• **EXERCISE DESCRIPTION**
Could you copy every line of the data that contains the word "Ctrl"?

• **Web page and app entries**

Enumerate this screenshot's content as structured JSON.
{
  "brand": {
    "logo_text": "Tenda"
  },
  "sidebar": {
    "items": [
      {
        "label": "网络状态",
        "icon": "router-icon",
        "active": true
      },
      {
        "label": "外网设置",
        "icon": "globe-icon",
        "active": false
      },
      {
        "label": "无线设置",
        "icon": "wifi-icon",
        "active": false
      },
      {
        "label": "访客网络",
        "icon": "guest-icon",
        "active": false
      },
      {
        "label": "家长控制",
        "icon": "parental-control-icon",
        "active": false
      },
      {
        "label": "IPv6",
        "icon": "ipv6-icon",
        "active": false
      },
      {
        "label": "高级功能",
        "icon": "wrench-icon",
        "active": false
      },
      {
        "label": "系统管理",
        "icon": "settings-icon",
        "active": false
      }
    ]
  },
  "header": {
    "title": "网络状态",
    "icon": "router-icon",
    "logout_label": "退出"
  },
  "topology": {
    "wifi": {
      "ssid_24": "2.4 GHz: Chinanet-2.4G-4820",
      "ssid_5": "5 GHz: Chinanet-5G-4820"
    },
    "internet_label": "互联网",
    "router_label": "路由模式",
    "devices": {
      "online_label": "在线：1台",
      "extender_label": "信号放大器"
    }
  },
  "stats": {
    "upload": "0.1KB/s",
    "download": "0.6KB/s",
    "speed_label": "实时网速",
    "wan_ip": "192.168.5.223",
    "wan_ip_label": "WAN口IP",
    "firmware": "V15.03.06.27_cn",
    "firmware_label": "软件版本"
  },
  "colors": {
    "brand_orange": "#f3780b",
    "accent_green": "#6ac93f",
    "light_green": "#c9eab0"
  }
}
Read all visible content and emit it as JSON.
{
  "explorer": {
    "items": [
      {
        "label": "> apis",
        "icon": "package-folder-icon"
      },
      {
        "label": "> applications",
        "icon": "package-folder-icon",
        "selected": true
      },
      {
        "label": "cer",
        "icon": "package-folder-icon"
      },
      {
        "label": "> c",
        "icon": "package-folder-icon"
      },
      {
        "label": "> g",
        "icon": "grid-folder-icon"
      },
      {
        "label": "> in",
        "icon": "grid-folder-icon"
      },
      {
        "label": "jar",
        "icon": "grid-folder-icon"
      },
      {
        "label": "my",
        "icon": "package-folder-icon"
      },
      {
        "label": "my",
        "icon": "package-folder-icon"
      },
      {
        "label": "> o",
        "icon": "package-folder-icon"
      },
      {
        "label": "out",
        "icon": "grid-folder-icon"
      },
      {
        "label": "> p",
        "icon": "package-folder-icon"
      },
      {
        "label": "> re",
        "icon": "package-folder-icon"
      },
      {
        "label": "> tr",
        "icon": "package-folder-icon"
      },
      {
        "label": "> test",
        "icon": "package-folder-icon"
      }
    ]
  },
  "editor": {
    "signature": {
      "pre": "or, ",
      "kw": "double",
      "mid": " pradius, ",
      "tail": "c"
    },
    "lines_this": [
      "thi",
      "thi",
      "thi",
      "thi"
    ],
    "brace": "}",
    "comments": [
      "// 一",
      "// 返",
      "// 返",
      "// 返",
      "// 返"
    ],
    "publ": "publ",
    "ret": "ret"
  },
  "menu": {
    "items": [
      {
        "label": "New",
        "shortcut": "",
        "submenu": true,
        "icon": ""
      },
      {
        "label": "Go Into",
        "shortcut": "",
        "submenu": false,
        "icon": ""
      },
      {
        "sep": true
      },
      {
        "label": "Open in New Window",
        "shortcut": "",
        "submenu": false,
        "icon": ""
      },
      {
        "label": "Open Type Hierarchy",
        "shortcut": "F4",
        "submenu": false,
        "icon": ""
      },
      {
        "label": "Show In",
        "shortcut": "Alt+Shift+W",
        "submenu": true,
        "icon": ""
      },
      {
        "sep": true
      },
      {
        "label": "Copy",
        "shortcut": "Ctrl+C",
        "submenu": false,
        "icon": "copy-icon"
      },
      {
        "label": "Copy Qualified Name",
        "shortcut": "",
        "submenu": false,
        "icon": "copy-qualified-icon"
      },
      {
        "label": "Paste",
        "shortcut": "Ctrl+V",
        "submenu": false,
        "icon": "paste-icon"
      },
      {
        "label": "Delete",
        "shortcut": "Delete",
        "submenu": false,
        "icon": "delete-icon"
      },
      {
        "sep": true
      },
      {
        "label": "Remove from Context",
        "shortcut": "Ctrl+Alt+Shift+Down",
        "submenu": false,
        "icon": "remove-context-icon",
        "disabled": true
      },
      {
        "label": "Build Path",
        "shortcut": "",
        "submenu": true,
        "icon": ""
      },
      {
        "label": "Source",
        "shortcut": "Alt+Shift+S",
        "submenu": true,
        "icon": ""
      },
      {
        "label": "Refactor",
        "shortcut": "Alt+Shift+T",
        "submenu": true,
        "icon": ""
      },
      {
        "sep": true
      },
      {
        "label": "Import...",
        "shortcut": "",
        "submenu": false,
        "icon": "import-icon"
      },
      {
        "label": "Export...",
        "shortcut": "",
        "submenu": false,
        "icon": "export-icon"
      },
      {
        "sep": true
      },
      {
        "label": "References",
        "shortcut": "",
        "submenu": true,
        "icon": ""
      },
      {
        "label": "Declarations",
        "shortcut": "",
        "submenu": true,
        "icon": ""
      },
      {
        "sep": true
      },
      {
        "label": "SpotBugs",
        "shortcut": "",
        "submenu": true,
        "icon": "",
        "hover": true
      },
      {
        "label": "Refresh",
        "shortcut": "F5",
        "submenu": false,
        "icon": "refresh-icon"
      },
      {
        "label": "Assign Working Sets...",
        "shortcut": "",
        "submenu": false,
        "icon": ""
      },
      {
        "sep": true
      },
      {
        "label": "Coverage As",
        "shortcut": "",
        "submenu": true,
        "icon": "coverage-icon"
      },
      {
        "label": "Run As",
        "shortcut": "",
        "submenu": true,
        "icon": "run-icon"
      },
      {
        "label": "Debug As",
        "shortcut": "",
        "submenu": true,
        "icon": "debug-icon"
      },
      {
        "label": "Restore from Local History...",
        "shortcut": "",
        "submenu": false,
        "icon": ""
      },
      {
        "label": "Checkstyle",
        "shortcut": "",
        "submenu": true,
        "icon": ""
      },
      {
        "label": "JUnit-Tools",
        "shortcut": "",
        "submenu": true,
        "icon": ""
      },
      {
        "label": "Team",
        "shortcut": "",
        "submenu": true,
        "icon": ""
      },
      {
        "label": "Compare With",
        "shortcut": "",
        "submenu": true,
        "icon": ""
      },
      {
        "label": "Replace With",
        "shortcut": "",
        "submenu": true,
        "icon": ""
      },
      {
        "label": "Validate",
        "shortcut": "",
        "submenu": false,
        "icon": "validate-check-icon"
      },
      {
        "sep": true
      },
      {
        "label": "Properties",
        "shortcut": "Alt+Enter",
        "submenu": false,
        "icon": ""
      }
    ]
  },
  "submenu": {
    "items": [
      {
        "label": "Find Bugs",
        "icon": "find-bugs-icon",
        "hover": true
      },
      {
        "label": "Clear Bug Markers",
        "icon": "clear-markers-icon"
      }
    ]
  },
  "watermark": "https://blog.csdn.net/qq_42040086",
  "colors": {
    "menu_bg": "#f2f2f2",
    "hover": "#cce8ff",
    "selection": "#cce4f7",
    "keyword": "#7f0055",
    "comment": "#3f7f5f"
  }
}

• **EXERCISE ANSWER**
        "shortcut": "Ctrl+C",
        "shortcut": "Ctrl+V",
        "shortcut": "Ctrl+Alt+Shift+Down",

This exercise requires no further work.